Overall consumer prices in October 2021 in USA rose 6.2% year-on-year, the largest increase in three decades since November 1990, and rose 0.9% over the previous month. Higher consumer prices were “broad-based,” as per the Bureau of Labor Statistics (BLS), with substantial increases seen in the indexes for energy, rent, food and vehicles.
If we remove the inflation of volatile food and fuel prices from the overall consumer prices – the so-called core inflation – the picture though looks somewhat brighter, it is still worrying. The US core inflation climbed by 4.6% over the last 12 months, the biggest gain since August 1991. And that’s well above the Federal Reserve’s (Fed’s) 2% inflation target. The exponents of the “transitory” high inflation theory have been unable to explain such persistently high consumer prices.
India’s retail inflation rate, which is measured by the Consumer Price Index (CPI), rose to 4.48% in the month of October 2021, as per data released on Nov. 12 by the Ministry of Statistics and Programme Implementation (MoSPI). The rise in CPI inflation in India is being driven more by an increase in fuel costs along with an increase in some components of the food basket, which hurts the common people the most. According to the data released by the National Statistical Office (NSO), ‘oils and fats’ prices zoomed 33.5%, while inflation in the ‘fuel and light’ category rose to 13.63% in October 2021. Clothing and footwear inflation was 7.53% in October, up from 7.2% in September.
Though India’s consumer price inflation for the latest month was within the broad comfort zone of the Reserve Bank of India (RBI) – between 2% and 6% – it is a concern that the high inflation predates the pandemic in India. India’s retail inflation has stayed worryingly above or near the RBI’s upper limit for the better part of the last two years.
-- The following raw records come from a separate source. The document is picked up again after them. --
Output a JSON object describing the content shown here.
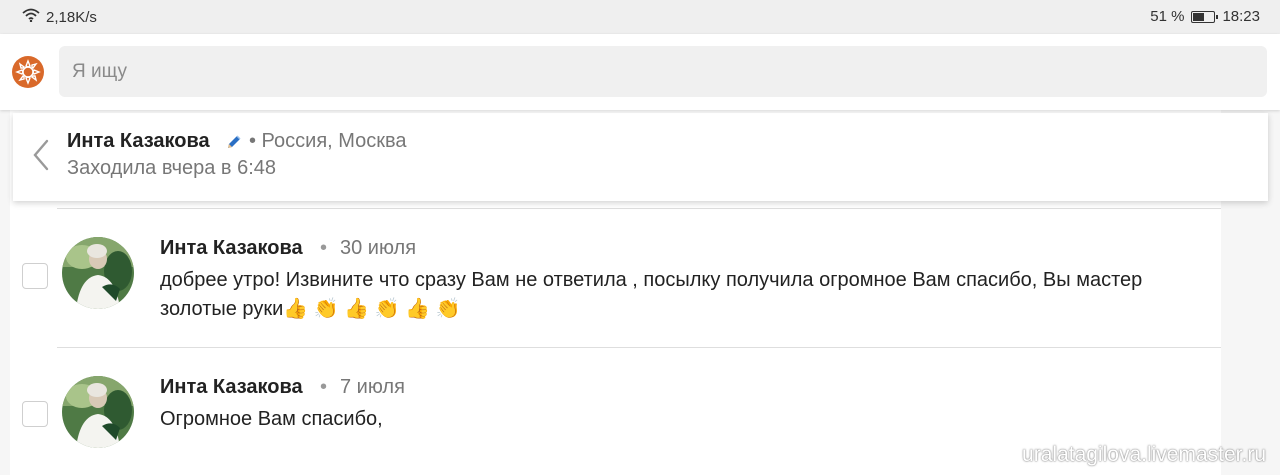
{
  "status_bar": {
    "speed": "2,18K/s",
    "battery_percent": "51 %",
    "time": "18:23"
  },
  "search": {
    "placeholder": "Я ищу"
  },
  "profile": {
    "name": "Инта Казакова",
    "location": "• Россия, Москва",
    "last_seen": "Заходила вчера в 6:48"
  },
  "messages": [
    {
      "author": "Инта Казакова",
      "dot": "•",
      "date": "30 июля",
      "text": "добрее утро! Извините что сразу Вам не ответила , посылку получила огромное Вам спасибо, Вы мастер золотые руки👍 👏 👍 👏 👍 👏"
    },
    {
      "author": "Инта Казакова",
      "dot": "•",
      "date": "7 июля",
      "text": "Огромное Вам спасибо,"
    }
  ],
  "watermark": {
    "text": "uralatagilova.livemaster.ru"
  },
  "colors": {
    "brand": "#d9692a",
    "accent_pencil": "#2a6fc4"
  }
}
The fact that India’s inflation has stayed high even when demand hasn’t recovered is an indicator of a possible hyperinflation as and when demand fully recovers. RBI has projected the CPI inflation at 5.3% for 2021-22.
Both demand and supply factors are at play for the high inflation globally. Post a rapid rollout of the Covid-19 vaccination drive, an unexpectedly fast recovery in all-round demand from consumers in the US contributed in part to the inflationary spike. This inflationary pressure was further fueled by billions of dollars pumped by the US government to provide relief to those who lost their jobs and to stimulate demand.
While the demand has recovered swiftly, supply hasn’t kept pace. Supply chain issues continue to mess with the availability of goods, leading to high prices. Today, millions of products – cars, washing machines, smartphones, and more – rely on computer chips, also known as semiconductors. And right now, there just aren’t enough of semiconductors to meet the industry demand. On account of shortages in shipping containers, global supply chains are severely affected.
Labor issues are another contributing factor for the global supply constraints. Tens of millions of workers in US, India and in many other countries lost their jobs or left their jobs during the pandemic and lockdowns, which resulted in a lot lesser quantity of goods being produced. Many of these left workers have not returned back to their jobs and some of them may never return.
When global prices increase, it will lead to higher imported inflation for India – everything that India imports will become costlier. The global prices of commodities like crude, steel, cement, aluminum etc have witnessed a sharp increase on the back of demand revival in advanced economies driven by the rollout of Covid-19 vaccines. High global prices of commodities will push up construction, capex and consumer durable costs for India.
Persistent high inflation in the US will likely prompt the Fed to abandon their loose monetary policy – leading to higher interest rates and higher production costs globally. Rising bond yields in the US would narrow the interest differential between the US and India, and could in turn trigger a depreciation in the rupee value. Decline in rupee value increases the rupee cost of imported commodities for India and may in turn transmit into a broad-based price rise in the country.
A high inflation rate erodes the purchasing power of common people. A high inflation hurts the poor the hardest, since the poor have less withstanding capacity to face fast-rising prices. And it looks – the world, including India, may have to live with high inflation for a long time to come.
The views and opinions expressed in this article are those of the author.
The author is an alumnus of IIM, Ahmedabad and a retired senior corporate professional.